BEGIN
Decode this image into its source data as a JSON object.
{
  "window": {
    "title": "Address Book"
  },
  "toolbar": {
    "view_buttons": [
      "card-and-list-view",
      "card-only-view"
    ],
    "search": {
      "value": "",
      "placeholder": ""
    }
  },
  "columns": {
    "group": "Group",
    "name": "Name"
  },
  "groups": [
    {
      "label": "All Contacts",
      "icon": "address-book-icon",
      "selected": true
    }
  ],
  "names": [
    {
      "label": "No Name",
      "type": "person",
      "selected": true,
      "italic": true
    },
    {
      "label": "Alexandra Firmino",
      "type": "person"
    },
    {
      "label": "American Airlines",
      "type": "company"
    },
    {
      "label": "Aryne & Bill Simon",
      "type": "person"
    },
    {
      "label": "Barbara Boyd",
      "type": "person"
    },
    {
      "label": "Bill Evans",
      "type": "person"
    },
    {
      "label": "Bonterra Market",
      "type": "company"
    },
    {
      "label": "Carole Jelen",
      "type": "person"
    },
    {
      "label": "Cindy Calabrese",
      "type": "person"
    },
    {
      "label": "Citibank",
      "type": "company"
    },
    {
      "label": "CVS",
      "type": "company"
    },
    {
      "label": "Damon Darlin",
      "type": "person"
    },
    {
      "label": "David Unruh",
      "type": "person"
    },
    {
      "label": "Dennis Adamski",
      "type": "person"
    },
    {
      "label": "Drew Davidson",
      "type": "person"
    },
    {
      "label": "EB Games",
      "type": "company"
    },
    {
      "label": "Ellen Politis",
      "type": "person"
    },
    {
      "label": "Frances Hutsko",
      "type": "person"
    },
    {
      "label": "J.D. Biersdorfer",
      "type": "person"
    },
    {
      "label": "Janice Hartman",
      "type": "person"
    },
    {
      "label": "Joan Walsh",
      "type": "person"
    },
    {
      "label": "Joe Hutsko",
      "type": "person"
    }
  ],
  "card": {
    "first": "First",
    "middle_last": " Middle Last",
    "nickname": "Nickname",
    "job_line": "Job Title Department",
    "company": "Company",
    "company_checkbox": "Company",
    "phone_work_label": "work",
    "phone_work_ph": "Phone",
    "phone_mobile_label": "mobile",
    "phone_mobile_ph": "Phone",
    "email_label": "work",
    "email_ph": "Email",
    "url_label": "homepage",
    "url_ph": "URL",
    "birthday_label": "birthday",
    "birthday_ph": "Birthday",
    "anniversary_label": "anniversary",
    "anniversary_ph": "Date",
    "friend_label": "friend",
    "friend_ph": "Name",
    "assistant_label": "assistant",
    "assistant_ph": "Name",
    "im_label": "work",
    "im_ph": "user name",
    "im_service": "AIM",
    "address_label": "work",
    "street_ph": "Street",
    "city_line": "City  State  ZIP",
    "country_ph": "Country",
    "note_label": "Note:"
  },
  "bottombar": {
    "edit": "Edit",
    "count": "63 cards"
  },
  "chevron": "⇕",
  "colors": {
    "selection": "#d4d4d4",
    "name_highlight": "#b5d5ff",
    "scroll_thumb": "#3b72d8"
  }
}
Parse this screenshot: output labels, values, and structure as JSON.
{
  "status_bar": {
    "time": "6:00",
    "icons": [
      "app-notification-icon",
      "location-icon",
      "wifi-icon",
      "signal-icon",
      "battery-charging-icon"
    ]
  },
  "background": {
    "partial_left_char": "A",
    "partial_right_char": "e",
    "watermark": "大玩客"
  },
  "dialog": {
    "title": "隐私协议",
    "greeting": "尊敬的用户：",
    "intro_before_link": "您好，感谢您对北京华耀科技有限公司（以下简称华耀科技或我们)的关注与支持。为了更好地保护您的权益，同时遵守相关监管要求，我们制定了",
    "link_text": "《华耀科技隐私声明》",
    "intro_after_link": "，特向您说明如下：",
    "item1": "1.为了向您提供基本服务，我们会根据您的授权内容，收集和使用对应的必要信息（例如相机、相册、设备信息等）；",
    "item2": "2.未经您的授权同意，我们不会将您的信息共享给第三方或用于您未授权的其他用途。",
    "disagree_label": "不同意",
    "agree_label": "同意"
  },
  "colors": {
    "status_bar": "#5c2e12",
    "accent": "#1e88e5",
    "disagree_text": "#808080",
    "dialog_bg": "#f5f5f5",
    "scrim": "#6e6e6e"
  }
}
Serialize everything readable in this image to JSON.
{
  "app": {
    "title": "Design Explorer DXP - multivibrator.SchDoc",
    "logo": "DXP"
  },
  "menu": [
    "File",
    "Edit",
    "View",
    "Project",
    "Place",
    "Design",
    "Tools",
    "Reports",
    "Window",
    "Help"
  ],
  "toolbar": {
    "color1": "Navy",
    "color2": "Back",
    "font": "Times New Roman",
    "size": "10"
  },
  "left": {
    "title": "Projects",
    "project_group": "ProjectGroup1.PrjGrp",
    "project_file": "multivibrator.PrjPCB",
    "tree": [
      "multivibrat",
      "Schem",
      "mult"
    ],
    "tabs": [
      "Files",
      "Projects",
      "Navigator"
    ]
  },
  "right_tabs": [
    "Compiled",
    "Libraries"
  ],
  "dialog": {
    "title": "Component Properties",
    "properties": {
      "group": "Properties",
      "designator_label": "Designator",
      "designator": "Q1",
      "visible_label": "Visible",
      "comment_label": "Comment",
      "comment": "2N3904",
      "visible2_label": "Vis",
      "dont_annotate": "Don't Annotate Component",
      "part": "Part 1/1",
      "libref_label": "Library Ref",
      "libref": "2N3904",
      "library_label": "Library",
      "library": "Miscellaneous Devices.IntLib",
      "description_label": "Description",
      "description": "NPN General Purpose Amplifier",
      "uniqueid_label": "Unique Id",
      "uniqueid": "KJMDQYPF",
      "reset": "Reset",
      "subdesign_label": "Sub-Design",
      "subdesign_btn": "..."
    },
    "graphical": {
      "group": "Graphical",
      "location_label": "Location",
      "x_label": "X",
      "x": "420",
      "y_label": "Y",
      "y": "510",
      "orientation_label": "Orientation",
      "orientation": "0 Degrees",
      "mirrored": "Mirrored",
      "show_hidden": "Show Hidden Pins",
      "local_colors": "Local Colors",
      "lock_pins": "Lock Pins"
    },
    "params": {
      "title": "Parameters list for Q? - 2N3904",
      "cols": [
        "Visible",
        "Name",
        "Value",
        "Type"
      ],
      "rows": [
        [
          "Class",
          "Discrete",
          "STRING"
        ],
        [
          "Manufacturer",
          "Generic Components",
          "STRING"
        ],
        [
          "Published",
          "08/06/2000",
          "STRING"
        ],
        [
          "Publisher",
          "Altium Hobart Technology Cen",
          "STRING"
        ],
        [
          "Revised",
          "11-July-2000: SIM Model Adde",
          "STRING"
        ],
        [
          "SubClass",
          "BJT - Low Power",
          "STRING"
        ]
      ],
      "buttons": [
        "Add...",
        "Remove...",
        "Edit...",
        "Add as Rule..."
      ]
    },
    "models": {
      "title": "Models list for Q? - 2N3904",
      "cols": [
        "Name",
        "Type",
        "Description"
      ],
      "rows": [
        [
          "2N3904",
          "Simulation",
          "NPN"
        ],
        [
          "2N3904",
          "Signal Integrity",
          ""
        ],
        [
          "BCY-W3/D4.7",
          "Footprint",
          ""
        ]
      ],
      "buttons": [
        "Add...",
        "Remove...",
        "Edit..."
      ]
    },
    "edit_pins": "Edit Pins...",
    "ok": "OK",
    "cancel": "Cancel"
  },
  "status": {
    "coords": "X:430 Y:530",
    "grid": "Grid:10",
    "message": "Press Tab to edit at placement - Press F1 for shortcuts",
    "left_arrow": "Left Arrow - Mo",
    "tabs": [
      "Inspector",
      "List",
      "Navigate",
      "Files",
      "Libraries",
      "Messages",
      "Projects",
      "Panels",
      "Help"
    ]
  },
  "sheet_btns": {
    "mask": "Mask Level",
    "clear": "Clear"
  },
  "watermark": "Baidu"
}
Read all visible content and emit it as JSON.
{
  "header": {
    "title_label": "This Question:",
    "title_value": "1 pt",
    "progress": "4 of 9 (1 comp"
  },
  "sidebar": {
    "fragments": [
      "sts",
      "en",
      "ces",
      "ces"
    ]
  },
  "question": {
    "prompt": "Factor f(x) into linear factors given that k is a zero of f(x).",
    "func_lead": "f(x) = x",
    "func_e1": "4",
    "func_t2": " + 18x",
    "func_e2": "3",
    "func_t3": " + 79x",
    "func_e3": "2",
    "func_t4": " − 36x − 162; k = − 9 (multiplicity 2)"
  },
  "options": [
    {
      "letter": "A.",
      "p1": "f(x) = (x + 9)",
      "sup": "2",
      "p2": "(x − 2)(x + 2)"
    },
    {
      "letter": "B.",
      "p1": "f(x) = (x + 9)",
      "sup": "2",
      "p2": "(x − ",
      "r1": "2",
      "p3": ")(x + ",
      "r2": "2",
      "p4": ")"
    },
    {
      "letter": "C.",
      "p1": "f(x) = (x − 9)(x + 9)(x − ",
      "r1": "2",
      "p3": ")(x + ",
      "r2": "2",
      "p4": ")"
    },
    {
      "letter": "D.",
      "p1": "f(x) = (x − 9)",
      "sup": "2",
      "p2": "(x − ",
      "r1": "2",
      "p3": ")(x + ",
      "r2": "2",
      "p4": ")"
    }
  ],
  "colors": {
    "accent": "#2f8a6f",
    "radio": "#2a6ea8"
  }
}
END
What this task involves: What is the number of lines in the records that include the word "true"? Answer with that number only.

Completed task: 3